The latest non-performing loan figures reported by Vietnam’s largest banks suggest that bad debts have risen by around 100% since the end of last year. This is not a cause for concern, but a sign that the problem is being acknowledged, and a positive step towards the reform of the country’s banking sector, say analysts.
At the end of the first half of this year, VietinBank reported VND2.254 trillion (US$108 million) worth of bad debts. This is up 147% on the VND912.5 billion figure reported at the start of the year.
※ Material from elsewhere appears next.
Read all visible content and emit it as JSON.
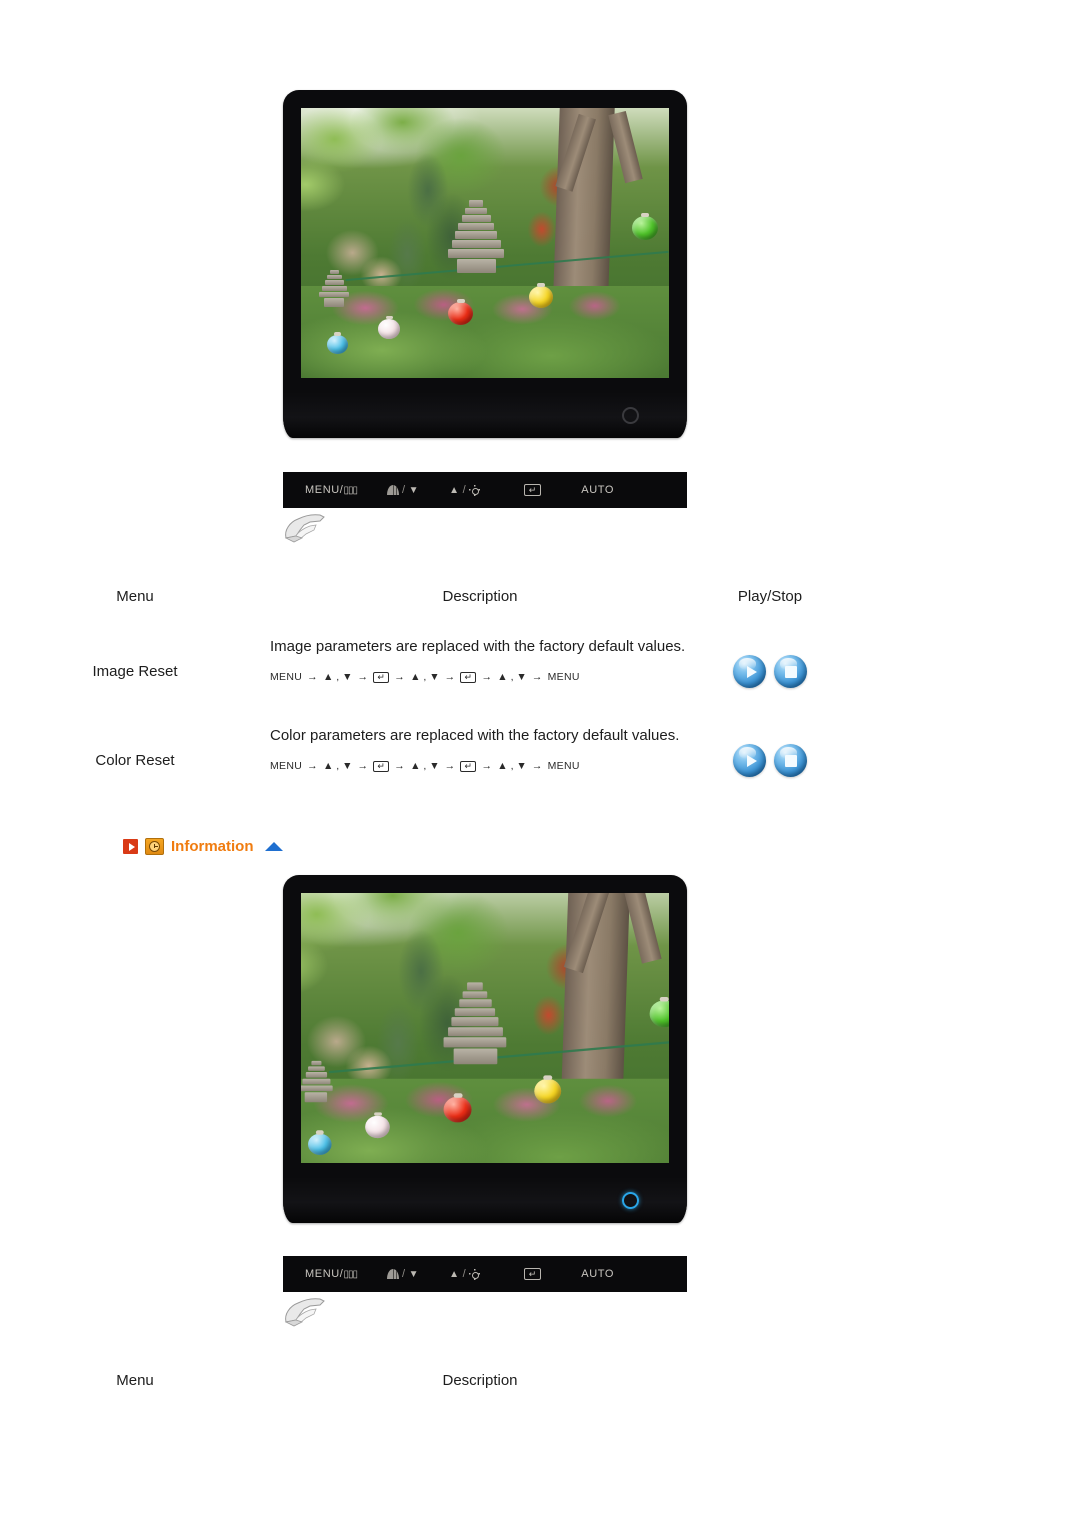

Vietcombank’s figure at the end of the first half was VND3.9 trillion, up 71% from the VND2.3 trillion at the start of the year.
Asia Commercial Bank (ACB’s) latest NPL figure was VND607 billion, 104% more than the VND297 billion at the end of last year, according to local newspaper the Vietnam Business News.
According to experts, since the government imposed rules limiting the growth of banks’ loan books, the NPL situation has improved. As such, the dramatic increases in the figures are likely a sign that the banks are beginning to face up to their bad debt problem.
“The first good news in the treatment of an addict is getting them to admit that they have a problem. So by being comfortable with acknowledging higher NPL numbers the authorities are admitting to the scale of the problem,” said Dominic Scriven, CEO of Dragon Capital.
At the end of March this year, the State Bank of Vietnam (SBV) quoted the bad debt ratio of the Vietnamese banking system at 8.9%, which is much higher than the official government figure of 4.4%. According to Marc Djandji, vice president of investment analysis at Indochina Capital, this is good news.
“This is a big step for them in the sense that for years they’ve been saying it’s below 3%. So they are addressing these issues, but it takes political will and it takes time for these things to get implemented,” he said.
Whether the SBV figure is a true reflection of the NPLs in the system is a matter of debate. But according to Scriven, determining the exact number of NPLs should no longer be the issue.
“For the moment it’s probably fair to leave the question as to what the absolute NPL number is because frankly nobody knows and the number changes on a daily basis…We now know it has to be tackled so all the creative energy can go towards designing and executing a solution or a range of solutions,” he said.
A range of solutions
The array of resolutions suggested by the government and commentators is diverse. This month, the government suggested that banks should lower interest rates on old loans to less than 15%. According to Ivan Tan, the primary analyst covering Vietnam at Standard & Poor’s, banks have willingly taken up the suggestion, as they have little to gain from additional NPLs on their books.
“This is in many ways a restructuring, but a lot of banks are willingly doing it, they are trying to rehabilitate the loans rather than foreclose them. Even if [they seized] the collateral right now the market valuation of the collateral is reduced,” he said.
In addition, rates have come down and according to Djandji, SBV governor Nguyen Van Binh hopes to see interest rates on loans reduced to around 8% by the end of the year if inflation can be reduced to lower than 7%. In addition, the government has pledged to reform its state-owned enterprises (SOEs) which have high levels of debt.
“The other part of it is tackling the SOEs which are, not exclusively but generally, a large chunk of dodgy credit. A week or so ago the prime minister signed a new bumper decree on SOE reform with a range of models for reform by 2015. They’re cracking off immediately with things like divesting non-core assets and making SOEs report like public companies, which in my view is likely to be the most successfully applied technique,” said Scriven.
In terms of dealing with the existing NPLs, an asset management company (AMC) is being established by the SBV to buy bad loans from the banks and resell them to a counterparty. This is likely to be successful, according to Scriven.
“The clever money is on the central bank establishing a debt agency. The budget of Vietnam is not allowed to be used for bank recapitalisation, so a conventional budget bailout can’t happen. The most logical thing would be for the debt management company to borrow some money and acquire the assets, i.e. recapitalise the banks,” he said.
Another ongoing discussion is the need to consolidate the banking sector. Some of the country’s smaller banks have struggled to repay capital lent to them through the interbank market, thus weighing on the NPL ratios of their larger competitors.
“If the smaller banks are taken out then eventually the larger banks take up that market share. I think that that is the best solution. There are just too many banks,” said Djandji.
But according to Tan, many of the small banks have one dominant controlling shareholder, which could pose a problem if several of them are forced to merge.
“A control issue might arise because some of these might even be family owned or controlled so the issue of corporate governance and having a clear unified outlook could come out,” he said.
Commentators agree that the situation is far from resolved. While positive measures have been announced, the real challenge is whether or not they can be successfully implemented.
“There will be challenges in seeing these reforms through, given the numerous stakeholders involved and the local authorities' untested track record,” said Alfred Chan, director of financial institutions at Fitch Ratings.
“There’s lack of experience, not enough accountability and a lack of transparency but fundamentally they’ve got to do it,” concluded Scriven.